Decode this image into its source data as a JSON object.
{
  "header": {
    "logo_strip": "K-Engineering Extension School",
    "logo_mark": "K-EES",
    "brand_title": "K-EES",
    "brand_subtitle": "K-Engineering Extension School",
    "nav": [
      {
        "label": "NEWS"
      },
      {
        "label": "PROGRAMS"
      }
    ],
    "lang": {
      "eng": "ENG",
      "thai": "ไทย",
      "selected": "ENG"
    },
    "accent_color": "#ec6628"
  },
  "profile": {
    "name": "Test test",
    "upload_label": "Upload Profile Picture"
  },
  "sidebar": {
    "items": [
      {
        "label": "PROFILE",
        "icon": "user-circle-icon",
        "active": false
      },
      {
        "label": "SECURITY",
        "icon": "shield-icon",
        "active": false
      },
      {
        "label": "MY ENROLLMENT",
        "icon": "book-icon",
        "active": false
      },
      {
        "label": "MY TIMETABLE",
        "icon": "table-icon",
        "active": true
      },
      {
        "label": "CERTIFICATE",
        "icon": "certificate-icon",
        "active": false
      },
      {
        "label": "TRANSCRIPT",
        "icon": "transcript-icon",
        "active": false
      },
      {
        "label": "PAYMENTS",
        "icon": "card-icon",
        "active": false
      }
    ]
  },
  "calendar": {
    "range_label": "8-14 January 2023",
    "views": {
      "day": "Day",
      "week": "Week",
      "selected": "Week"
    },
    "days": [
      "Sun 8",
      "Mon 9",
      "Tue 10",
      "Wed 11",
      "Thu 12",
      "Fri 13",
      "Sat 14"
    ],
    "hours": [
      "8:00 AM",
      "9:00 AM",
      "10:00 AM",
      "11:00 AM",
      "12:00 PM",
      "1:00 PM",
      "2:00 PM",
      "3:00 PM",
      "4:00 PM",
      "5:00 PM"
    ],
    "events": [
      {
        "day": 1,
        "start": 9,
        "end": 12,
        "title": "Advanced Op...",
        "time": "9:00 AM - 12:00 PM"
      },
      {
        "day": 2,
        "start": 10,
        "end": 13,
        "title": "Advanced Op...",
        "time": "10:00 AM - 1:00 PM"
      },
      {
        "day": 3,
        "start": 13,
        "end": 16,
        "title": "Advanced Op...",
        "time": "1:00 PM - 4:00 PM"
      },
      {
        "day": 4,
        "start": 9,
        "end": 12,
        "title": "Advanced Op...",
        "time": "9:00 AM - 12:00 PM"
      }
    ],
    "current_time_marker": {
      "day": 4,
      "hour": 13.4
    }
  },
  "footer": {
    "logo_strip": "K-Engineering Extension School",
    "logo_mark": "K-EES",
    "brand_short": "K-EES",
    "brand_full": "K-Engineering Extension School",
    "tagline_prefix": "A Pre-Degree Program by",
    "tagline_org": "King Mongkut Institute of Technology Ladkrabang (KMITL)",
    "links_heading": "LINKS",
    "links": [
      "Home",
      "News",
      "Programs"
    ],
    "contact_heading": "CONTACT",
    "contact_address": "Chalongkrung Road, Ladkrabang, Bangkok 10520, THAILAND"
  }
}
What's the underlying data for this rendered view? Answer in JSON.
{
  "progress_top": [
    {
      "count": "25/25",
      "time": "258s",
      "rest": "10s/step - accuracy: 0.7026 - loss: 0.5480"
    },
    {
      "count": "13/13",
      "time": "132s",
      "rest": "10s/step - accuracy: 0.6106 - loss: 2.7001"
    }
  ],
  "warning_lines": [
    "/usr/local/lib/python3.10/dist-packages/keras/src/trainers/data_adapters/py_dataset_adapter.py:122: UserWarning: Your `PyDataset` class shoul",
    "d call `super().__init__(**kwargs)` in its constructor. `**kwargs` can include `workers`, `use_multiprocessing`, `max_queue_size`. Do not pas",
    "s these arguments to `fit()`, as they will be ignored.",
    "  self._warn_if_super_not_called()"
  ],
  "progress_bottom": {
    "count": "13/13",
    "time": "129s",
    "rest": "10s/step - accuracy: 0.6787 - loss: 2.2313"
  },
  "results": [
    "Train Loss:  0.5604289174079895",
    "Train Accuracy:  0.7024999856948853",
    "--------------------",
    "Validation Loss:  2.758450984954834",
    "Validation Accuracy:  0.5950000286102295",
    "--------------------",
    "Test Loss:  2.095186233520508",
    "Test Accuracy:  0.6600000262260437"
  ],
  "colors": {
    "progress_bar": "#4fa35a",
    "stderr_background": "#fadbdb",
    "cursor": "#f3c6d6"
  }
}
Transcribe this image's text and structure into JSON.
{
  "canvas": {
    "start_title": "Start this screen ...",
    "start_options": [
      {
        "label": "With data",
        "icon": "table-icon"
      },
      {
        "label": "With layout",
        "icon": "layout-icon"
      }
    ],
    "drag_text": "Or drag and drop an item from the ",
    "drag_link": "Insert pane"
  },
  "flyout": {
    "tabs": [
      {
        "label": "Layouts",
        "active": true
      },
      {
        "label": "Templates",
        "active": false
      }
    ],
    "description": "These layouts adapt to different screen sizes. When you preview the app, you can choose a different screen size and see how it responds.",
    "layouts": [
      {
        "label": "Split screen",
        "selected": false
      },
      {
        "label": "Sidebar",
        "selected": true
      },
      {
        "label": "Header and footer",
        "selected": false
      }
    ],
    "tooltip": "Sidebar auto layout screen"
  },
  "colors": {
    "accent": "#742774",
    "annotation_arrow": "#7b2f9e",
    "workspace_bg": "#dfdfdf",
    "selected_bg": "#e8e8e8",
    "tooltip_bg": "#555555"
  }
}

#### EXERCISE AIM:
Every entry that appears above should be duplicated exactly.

#### COMPLETED EXERCISE:
Decode this image into its source data as a JSON object.
{
  "header": {
    "logo_strip": "K-Engineering Extension School",
    "logo_mark": "K-EES",
    "brand_title": "K-EES",
    "brand_subtitle": "K-Engineering Extension School",
    "nav": [
      {
        "label": "NEWS"
      },
      {
        "label": "PROGRAMS"
      }
    ],
    "lang": {
      "eng": "ENG",
      "thai": "ไทย",
      "selected": "ENG"
    },
    "accent_color": "#ec6628"
  },
  "profile": {
    "name": "Test test",
    "upload_label": "Upload Profile Picture"
  },
  "sidebar": {
    "items": [
      {
        "label": "PROFILE",
        "icon": "user-circle-icon",
        "active": false
      },
      {
        "label": "SECURITY",
        "icon": "shield-icon",
        "active": false
      },
      {
        "label": "MY ENROLLMENT",
        "icon": "book-icon",
        "active": false
      },
      {
        "label": "MY TIMETABLE",
        "icon": "table-icon",
        "active": true
      },
      {
        "label": "CERTIFICATE",
        "icon": "certificate-icon",
        "active": false
      },
      {
        "label": "TRANSCRIPT",
        "icon": "transcript-icon",
        "active": false
      },
      {
        "label": "PAYMENTS",
        "icon": "card-icon",
        "active": false
      }
    ]
  },
  "calendar": {
    "range_label": "8-14 January 2023",
    "views": {
      "day": "Day",
      "week": "Week",
      "selected": "Week"
    },
    "days": [
      "Sun 8",
      "Mon 9",
      "Tue 10",
      "Wed 11",
      "Thu 12",
      "Fri 13",
      "Sat 14"
    ],
    "hours": [
      "8:00 AM",
      "9:00 AM",
      "10:00 AM",
      "11:00 AM",
      "12:00 PM",
      "1:00 PM",
      "2:00 PM",
      "3:00 PM",
      "4:00 PM",
      "5:00 PM"
    ],
    "events": [
      {
        "day": 1,
        "start": 9,
        "end": 12,
        "title": "Advanced Op...",
        "time": "9:00 AM - 12:00 PM"
      },
      {
        "day": 2,
        "start": 10,
        "end": 13,
        "title": "Advanced Op...",
        "time": "10:00 AM - 1:00 PM"
      },
      {
        "day": 3,
        "start": 13,
        "end": 16,
        "title": "Advanced Op...",
        "time": "1:00 PM - 4:00 PM"
      },
      {
        "day": 4,
        "start": 9,
        "end": 12,
        "title": "Advanced Op...",
        "time": "9:00 AM - 12:00 PM"
      }
    ],
    "current_time_marker": {
      "day": 4,
      "hour": 13.4
    }
  },
  "footer": {
    "logo_strip": "K-Engineering Extension School",
    "logo_mark": "K-EES",
    "brand_short": "K-EES",
    "brand_full": "K-Engineering Extension School",
    "tagline_prefix": "A Pre-Degree Program by",
    "tagline_org": "King Mongkut Institute of Technology Ladkrabang (KMITL)",
    "links_heading": "LINKS",
    "links": [
      "Home",
      "News",
      "Programs"
    ],
    "contact_heading": "CONTACT",
    "contact_address": "Chalongkrung Road, Ladkrabang, Bangkok 10520, THAILAND"
  }
}
What's the underlying data for this rendered view? Answer in JSON.
{
  "progress_top": [
    {
      "count": "25/25",
      "time": "258s",
      "rest": "10s/step - accuracy: 0.7026 - loss: 0.5480"
    },
    {
      "count": "13/13",
      "time": "132s",
      "rest": "10s/step - accuracy: 0.6106 - loss: 2.7001"
    }
  ],
  "warning_lines": [
    "/usr/local/lib/python3.10/dist-packages/keras/src/trainers/data_adapters/py_dataset_adapter.py:122: UserWarning: Your `PyDataset` class shoul",
    "d call `super().__init__(**kwargs)` in its constructor. `**kwargs` can include `workers`, `use_multiprocessing`, `max_queue_size`. Do not pas",
    "s these arguments to `fit()`, as they will be ignored.",
    "  self._warn_if_super_not_called()"
  ],
  "progress_bottom": {
    "count": "13/13",
    "time": "129s",
    "rest": "10s/step - accuracy: 0.6787 - loss: 2.2313"
  },
  "results": [
    "Train Loss:  0.5604289174079895",
    "Train Accuracy:  0.7024999856948853",
    "--------------------",
    "Validation Loss:  2.758450984954834",
    "Validation Accuracy:  0.5950000286102295",
    "--------------------",
    "Test Loss:  2.095186233520508",
    "Test Accuracy:  0.6600000262260437"
  ],
  "colors": {
    "progress_bar": "#4fa35a",
    "stderr_background": "#fadbdb",
    "cursor": "#f3c6d6"
  }
}
Transcribe this image's text and structure into JSON.
{
  "canvas": {
    "start_title": "Start this screen ...",
    "start_options": [
      {
        "label": "With data",
        "icon": "table-icon"
      },
      {
        "label": "With layout",
        "icon": "layout-icon"
      }
    ],
    "drag_text": "Or drag and drop an item from the ",
    "drag_link": "Insert pane"
  },
  "flyout": {
    "tabs": [
      {
        "label": "Layouts",
        "active": true
      },
      {
        "label": "Templates",
        "active": false
      }
    ],
    "description": "These layouts adapt to different screen sizes. When you preview the app, you can choose a different screen size and see how it responds.",
    "layouts": [
      {
        "label": "Split screen",
        "selected": false
      },
      {
        "label": "Sidebar",
        "selected": true
      },
      {
        "label": "Header and footer",
        "selected": false
      }
    ],
    "tooltip": "Sidebar auto layout screen"
  },
  "colors": {
    "accent": "#742774",
    "annotation_arrow": "#7b2f9e",
    "workspace_bg": "#dfdfdf",
    "selected_bg": "#e8e8e8",
    "tooltip_bg": "#555555"
  }
}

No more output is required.